# INPUT MATERIAL:
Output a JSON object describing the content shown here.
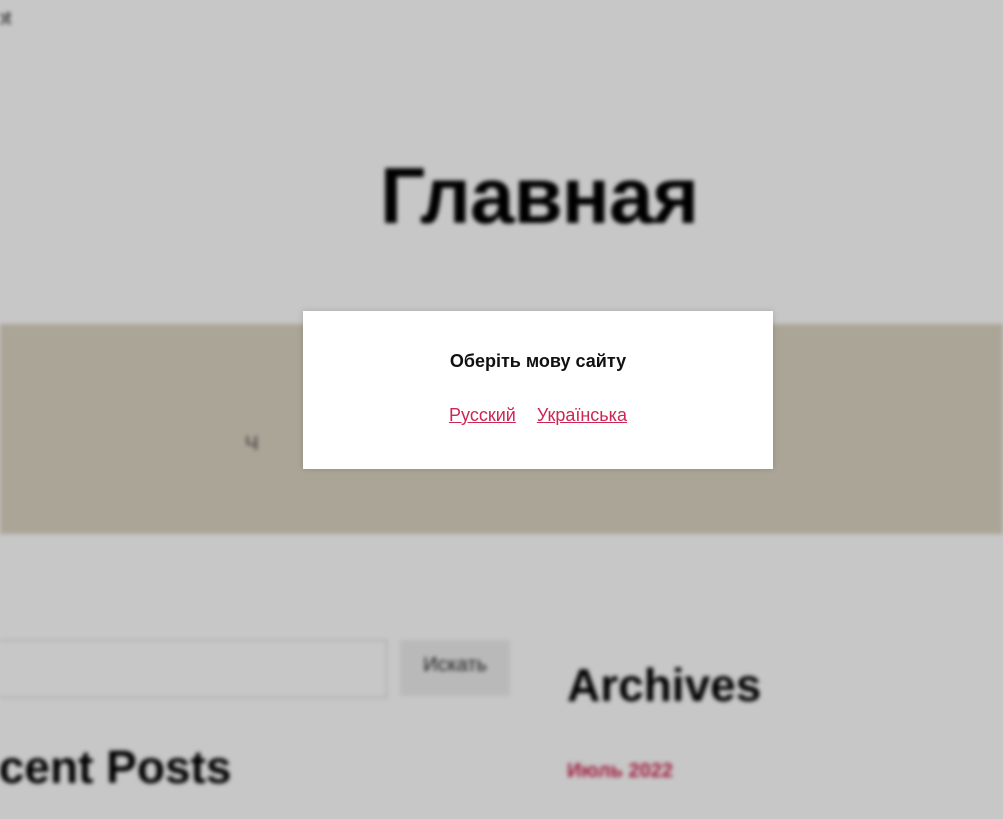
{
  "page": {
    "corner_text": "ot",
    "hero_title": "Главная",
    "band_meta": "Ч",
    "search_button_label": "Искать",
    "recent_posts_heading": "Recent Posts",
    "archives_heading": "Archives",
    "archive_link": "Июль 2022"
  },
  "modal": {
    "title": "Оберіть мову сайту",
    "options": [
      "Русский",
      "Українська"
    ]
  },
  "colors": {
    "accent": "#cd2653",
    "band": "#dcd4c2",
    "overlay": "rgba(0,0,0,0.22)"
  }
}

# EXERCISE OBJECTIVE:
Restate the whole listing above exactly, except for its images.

# WRITTEN SOLUTION:
Output a JSON object describing the content shown here.
{
  "page": {
    "corner_text": "ot",
    "hero_title": "Главная",
    "band_meta": "Ч",
    "search_button_label": "Искать",
    "recent_posts_heading": "Recent Posts",
    "archives_heading": "Archives",
    "archive_link": "Июль 2022"
  },
  "modal": {
    "title": "Оберіть мову сайту",
    "options": [
      "Русский",
      "Українська"
    ]
  },
  "colors": {
    "accent": "#cd2653",
    "band": "#dcd4c2",
    "overlay": "rgba(0,0,0,0.22)"
  }
}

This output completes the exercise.